Betsy DeVos is (Strangely) Right: Campus Rape Guidance Needs Fixing

Convershaken Staff
September 8, 2017

Education Secretary Betsy DeVos has sparked outrage by deciding to review federal guidance on how colleges deal with sexual assaults on campus. Surprisingly, Trump's unqualified crony has made a good call: the Obama-era guidelines have resulted in administrators bypassing due process, shelving presumption of innocence, minimising accused students' ability to defend themselves and wasting resources on fatuous investigations.

Rape and sexual assault are abhorrent crimes that should be eliminated from college campuses. The common involvement of alcohol, the pressure of hook-up culture, social stigma towards promiscuity, the intrusiveness of intimate questions and rape kits, the prospect of being doubted or shamed by officials, and low rates of conviction make victims especially wary of speaking out, making it imperative for administrators to take all accusations seriously. Victims who report incidents should be protected from retaliation and further trauma, while perpetrators should be severely punished. 

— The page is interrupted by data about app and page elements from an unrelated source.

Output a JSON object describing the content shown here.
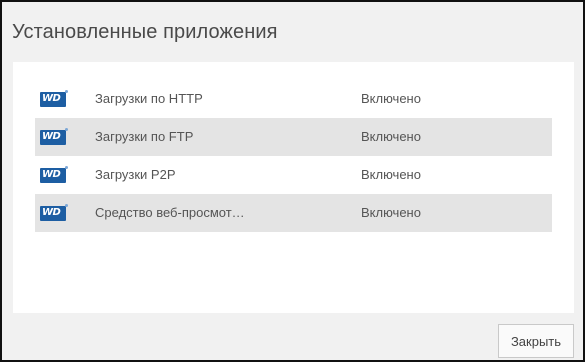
{
  "dialog": {
    "title": "Установленные приложения",
    "close_label": "Закрыть"
  },
  "apps": [
    {
      "logo": "WD",
      "name": "Загрузки по HTTP",
      "status": "Включено"
    },
    {
      "logo": "WD",
      "name": "Загрузки по FTP",
      "status": "Включено"
    },
    {
      "logo": "WD",
      "name": "Загрузки P2P",
      "status": "Включено"
    },
    {
      "logo": "WD",
      "name": "Средство веб-просмот…",
      "status": "Включено"
    }
  ],
  "colors": {
    "logo_blue": "#1d5ea3",
    "row_alt": "#e4e4e4",
    "dialog_bg": "#f1f1f1"
  }
}
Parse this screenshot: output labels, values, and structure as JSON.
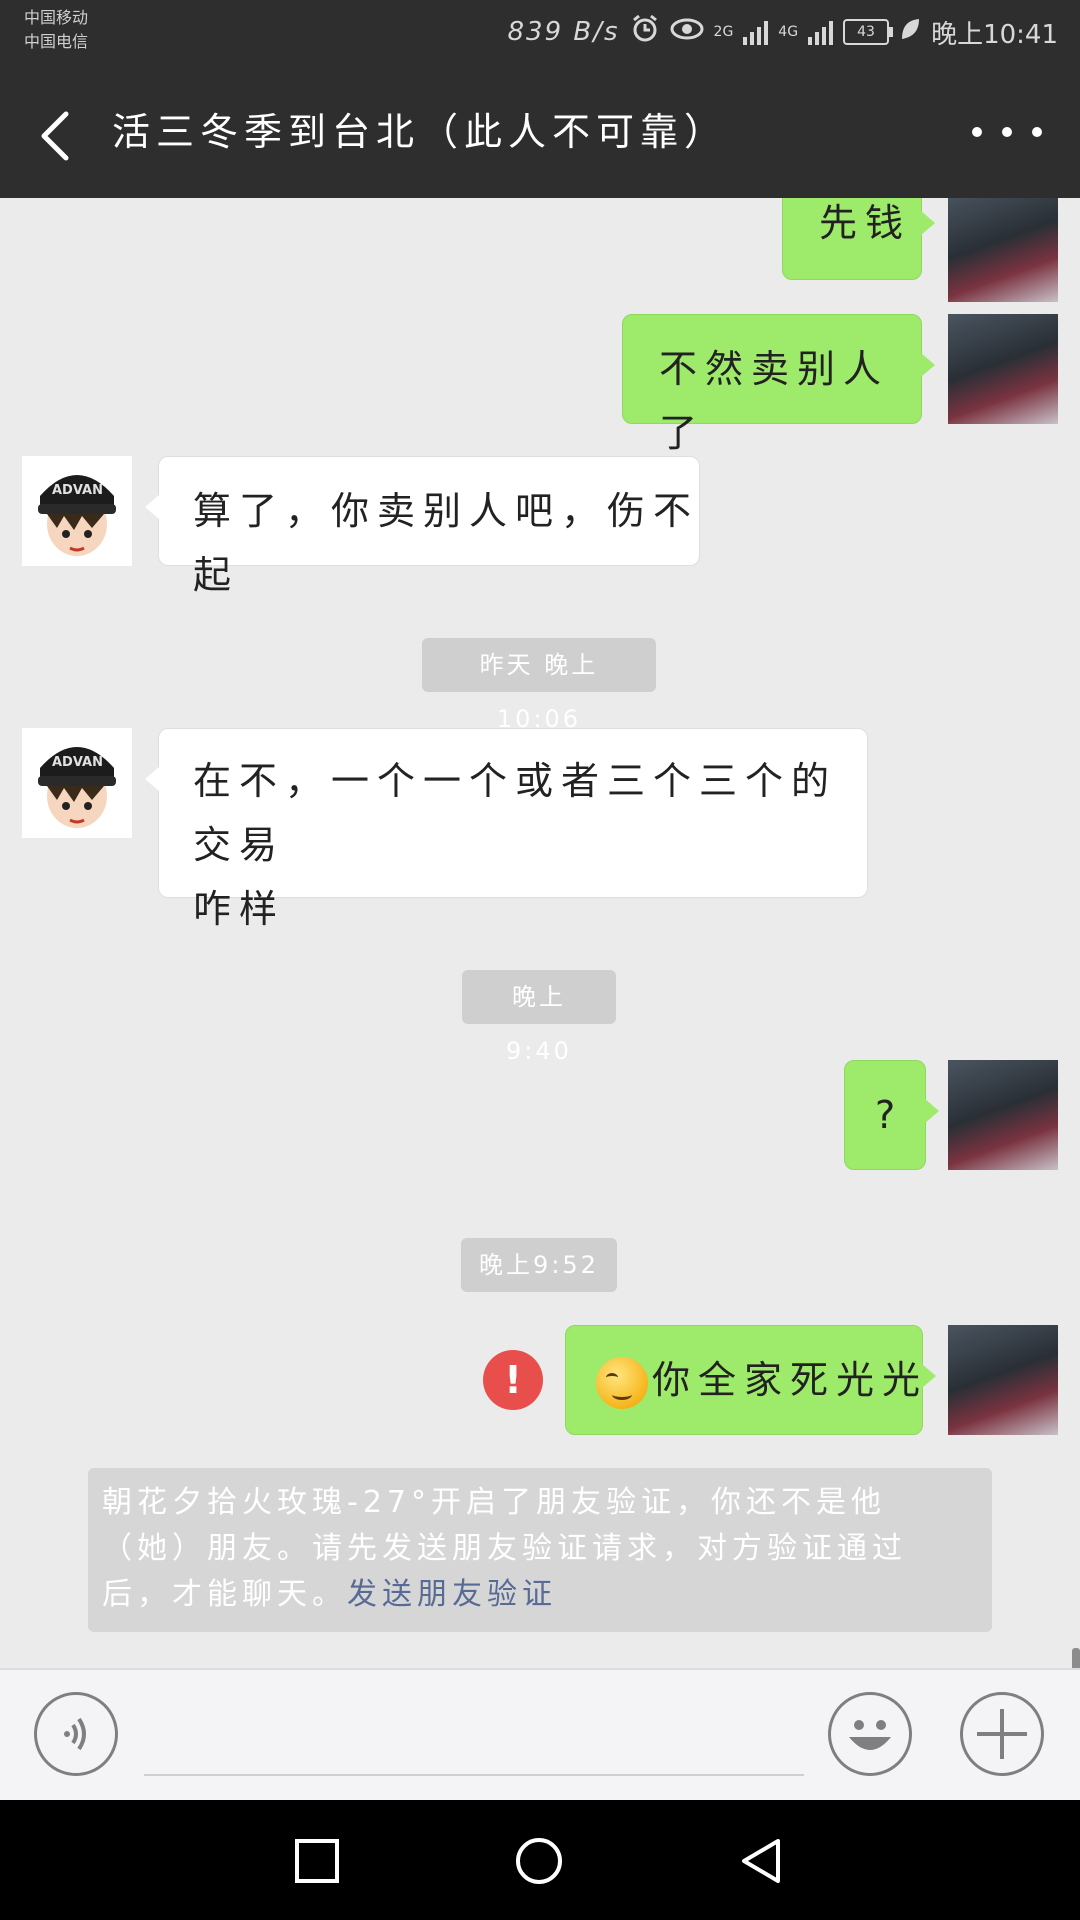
{
  "status_bar": {
    "carrier_1": "中国移动",
    "carrier_2": "中国电信",
    "net_speed": "839 B/s",
    "signal_2g": "2G",
    "signal_4g": "4G",
    "battery": "43",
    "time": "晚上10:41"
  },
  "title_bar": {
    "title": "活三冬季到台北（此人不可靠）"
  },
  "messages": [
    {
      "side": "self",
      "text": "先钱"
    },
    {
      "side": "self",
      "text": "不然卖别人了"
    },
    {
      "side": "other",
      "text": "算了，你卖别人吧，伤不起"
    },
    {
      "type": "time",
      "text": "昨天 晚上10:06"
    },
    {
      "side": "other",
      "text_line1": "在不，一个一个或者三个三个的交易",
      "text_line2": "咋样"
    },
    {
      "type": "time",
      "text": "晚上9:40"
    },
    {
      "side": "self",
      "text": "?"
    },
    {
      "type": "time",
      "text": "晚上9:52"
    },
    {
      "side": "self",
      "text": "你全家死光光",
      "failed": true
    }
  ],
  "system_notice": {
    "line1": "朝花夕拾火玫瑰-27°开启了朋友验证，你还不是他",
    "line2": "（她）朋友。请先发送朋友验证请求，对方验证通过",
    "line3": "后，才能聊天。",
    "link": "发送朋友验证"
  },
  "input_bar": {
    "text_value": ""
  },
  "icons": {
    "back": "chevron-left-icon",
    "more": "more-dots-icon",
    "voice": "voice-icon",
    "emoji": "smiley-icon",
    "plus": "plus-icon"
  },
  "colors": {
    "header": "#2e2e2e",
    "self_bubble": "#9eea6a",
    "other_bubble": "#ffffff",
    "error": "#e84e4c",
    "link": "#576b95"
  }
}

The current guidelines - introduced in 2011 under 'Title IX', a federal law that bars gender-based discrimination in education - were intended to change blasé attitudes to campus assault in some colleges and deter them from sweeping cases under the rug to protect their reputations. They instructed colleges to treat claims more seriously and investigate them more aggressively, and lowered the standard for proving allegations to a 'preponderance of evidence' - or a likelihood of guilt over 50 per cent. However, the guidance may have swung the pendulum too far: some colleges now escalate all claims - regardless of merit, or whether the 'victim' views the incident as unlawful or even wants justice - and treat accused students as guilty from the start.

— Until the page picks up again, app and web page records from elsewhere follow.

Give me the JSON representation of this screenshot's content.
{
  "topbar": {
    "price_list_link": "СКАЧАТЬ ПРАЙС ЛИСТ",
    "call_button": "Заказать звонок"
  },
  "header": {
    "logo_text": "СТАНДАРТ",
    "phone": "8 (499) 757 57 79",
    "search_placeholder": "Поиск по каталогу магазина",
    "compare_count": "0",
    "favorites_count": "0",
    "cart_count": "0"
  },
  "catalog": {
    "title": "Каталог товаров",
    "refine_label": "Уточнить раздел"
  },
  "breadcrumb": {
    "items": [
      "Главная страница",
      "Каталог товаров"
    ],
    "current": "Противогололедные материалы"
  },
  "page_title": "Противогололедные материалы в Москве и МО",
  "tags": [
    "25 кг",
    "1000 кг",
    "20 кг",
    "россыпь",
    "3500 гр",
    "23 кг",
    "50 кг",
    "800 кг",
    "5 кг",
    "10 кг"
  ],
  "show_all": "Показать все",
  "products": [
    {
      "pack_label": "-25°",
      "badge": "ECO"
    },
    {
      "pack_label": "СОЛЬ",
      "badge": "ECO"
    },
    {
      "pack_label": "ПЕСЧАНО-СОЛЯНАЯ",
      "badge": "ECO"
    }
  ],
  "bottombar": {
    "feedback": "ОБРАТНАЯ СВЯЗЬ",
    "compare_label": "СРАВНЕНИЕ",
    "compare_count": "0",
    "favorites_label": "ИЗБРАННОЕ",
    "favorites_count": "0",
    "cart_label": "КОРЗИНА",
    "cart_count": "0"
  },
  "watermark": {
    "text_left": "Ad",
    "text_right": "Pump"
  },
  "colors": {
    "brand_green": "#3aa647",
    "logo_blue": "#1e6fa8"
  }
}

A recent article in The Atlantic offers several examples. One college student had a consensual sexual encounter, but later felt violated and reported it as an assault, ultimately leading to the accused student being barred from campus, contracting pneumonia, being suspended and graduating more than two years late. In another case, a neighbour thought he saw a football player hurting his girlfriend, prompting an investigation and his expulsion despite the girlfriend's insistence he had done nothing wrong. Another student was suspended after his girlfriend's roommate deemed her to be too drunk to consent to the foreplay they were engaged in, and as the girlfriend wasn't the complainant, she was compelled to answer intimate questions about their sexual activity. Finally, a male student lost his job and had to move out of his dorm, because a female student mistook him for a man who had raped her months earlier, thousands of miles away.

These cases highlight several problems with colleges' Title IX policies. The accused are subjected to immediate restrictions, receive few details of the claims made against them, and can be barred from living or working on campus, suspended or expelled, even if the ostensible victim denies an assault occurred. These policies are intended to protect victims, spare them the fear and trauma of meeting their attacker on campus, and ensure they aren't coaxed or pressured into recanting their claims. But they can make it extremely difficult for innocent students to fight charges levelled at them, or couples to dismiss accusations made by onlookers. Moreover, the guidelines have pushed colleges to hire full-time Title IX coordinators, including one that has received a single report of sexual assault in the past four years.

The backlash to DeVos' decision has been swift and unalloyed. Former Vice-President Joe Biden warned that any weakening of Title IX protections would be "devastating". Valerie Jarrett, one of Obama's senior advisors and the Chair of the White House Council on Women and Girls, bemoaned the move as "so wrong". And End Rape On Campus, a survivor advocacy group, accused DeVos of falsely equating the suffering of rape victims with that of rapists. "We will not accept this blatant favouritism for the rights of rapists under the guise of fairness," they added in a statement. However, a review of Title IX guidelines doesn't mean downplaying the trauma and violation of rape, nor does it mean protecting rapists.

DeVos outlined the crux of the matter in her speech. "Every survivor of sexual misconduct must be taken seriously. Every student accused of sexual misconduct must know that guilt is not predetermined." If she is withdrawing the guidance as part of Trump's sweeping repudiation of his predecessor's policies, and fails to procure a suitable replacement, then she deserves all of the criticism she's received. But if she acts in good faith and issues guidelines that protect and empower victims, but also ensure the accused receive due process, then all students will be better off, and colleges can employ smarter, more effective procedures that save time and money. Granted, that's quite a big if.